-- What you are asked to do --
Report every line from the following entries that contains the string "icon".

Entries from a dataset of interfaces:

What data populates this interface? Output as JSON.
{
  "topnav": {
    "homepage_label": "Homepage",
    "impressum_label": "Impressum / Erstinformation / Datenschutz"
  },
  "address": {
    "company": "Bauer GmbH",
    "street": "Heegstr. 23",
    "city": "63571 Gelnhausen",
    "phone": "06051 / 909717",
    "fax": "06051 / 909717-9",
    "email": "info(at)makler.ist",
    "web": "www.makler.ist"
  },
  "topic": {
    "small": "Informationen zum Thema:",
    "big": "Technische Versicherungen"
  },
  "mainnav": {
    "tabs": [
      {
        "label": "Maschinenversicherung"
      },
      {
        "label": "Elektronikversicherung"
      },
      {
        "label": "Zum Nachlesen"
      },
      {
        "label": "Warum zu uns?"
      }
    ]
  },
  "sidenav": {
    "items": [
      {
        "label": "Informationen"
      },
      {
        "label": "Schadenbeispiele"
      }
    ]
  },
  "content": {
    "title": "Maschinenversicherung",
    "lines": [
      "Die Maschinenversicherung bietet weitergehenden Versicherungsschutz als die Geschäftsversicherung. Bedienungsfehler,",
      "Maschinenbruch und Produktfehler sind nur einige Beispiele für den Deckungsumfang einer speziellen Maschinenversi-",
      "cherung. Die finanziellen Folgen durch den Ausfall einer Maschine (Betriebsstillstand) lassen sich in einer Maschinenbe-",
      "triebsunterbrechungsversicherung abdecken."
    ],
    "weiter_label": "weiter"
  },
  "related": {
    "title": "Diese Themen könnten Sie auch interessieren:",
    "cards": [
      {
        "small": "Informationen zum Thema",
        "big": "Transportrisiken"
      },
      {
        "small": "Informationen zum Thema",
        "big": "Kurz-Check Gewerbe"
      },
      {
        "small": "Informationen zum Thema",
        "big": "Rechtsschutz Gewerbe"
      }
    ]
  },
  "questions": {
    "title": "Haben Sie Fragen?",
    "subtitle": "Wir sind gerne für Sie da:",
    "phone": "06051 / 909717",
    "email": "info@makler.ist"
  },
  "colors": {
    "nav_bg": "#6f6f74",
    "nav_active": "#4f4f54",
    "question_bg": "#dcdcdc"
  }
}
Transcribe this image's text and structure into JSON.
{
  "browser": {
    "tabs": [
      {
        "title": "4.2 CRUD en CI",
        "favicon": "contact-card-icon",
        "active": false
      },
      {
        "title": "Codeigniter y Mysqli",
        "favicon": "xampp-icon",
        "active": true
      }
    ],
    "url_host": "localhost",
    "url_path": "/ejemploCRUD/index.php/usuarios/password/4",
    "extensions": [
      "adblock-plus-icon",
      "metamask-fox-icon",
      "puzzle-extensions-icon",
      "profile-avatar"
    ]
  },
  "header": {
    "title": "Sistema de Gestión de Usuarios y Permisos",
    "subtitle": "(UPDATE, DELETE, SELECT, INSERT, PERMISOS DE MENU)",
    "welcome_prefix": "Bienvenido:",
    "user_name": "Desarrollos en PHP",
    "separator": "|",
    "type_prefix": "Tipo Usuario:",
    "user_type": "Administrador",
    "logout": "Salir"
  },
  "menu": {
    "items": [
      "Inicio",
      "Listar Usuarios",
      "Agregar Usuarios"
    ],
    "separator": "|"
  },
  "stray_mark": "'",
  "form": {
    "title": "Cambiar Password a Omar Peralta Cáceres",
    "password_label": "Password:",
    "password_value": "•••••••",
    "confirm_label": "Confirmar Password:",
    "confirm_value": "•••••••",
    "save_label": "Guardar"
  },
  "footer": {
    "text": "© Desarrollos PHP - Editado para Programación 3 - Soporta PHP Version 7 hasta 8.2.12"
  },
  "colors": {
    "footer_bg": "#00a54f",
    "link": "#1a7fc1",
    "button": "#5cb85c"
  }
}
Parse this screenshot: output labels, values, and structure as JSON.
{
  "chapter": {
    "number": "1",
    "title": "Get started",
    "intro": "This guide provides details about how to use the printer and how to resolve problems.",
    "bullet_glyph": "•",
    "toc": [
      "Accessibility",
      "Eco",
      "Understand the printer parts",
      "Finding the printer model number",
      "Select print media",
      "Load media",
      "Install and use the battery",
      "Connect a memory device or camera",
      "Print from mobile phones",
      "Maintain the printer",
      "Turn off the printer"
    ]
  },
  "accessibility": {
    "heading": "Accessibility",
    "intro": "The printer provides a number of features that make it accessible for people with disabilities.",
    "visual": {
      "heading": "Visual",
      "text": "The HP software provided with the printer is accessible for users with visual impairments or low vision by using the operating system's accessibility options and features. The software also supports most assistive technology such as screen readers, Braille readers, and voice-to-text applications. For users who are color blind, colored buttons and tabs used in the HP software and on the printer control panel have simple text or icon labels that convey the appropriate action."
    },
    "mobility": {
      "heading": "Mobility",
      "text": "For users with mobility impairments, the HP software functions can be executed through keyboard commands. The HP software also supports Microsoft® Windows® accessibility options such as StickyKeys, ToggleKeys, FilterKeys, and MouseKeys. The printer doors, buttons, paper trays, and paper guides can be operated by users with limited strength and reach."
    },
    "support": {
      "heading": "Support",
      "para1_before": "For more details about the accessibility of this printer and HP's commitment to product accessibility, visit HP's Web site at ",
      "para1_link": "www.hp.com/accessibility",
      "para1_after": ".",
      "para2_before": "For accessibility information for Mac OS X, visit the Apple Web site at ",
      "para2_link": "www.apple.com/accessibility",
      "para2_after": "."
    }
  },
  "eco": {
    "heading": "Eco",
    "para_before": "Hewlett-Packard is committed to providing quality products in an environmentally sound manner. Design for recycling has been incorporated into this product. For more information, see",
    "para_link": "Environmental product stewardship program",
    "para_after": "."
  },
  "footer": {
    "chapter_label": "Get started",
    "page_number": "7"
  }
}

-- Response for this exercise --
        "favicon": "contact-card-icon",
        "favicon": "xampp-icon",
      "adblock-plus-icon",
      "metamask-fox-icon",
      "puzzle-extensions-icon",
      "text": "The HP software provided with the printer is accessible for users with visual impairments or low vision by using the operating system's accessibility options and features. The software also supports most assistive technology such as screen readers, Braille readers, and voice-to-text applications. For users who are color blind, colored buttons and tabs used in the HP software and on the printer control panel have simple text or icon labels that convey the appropriate action."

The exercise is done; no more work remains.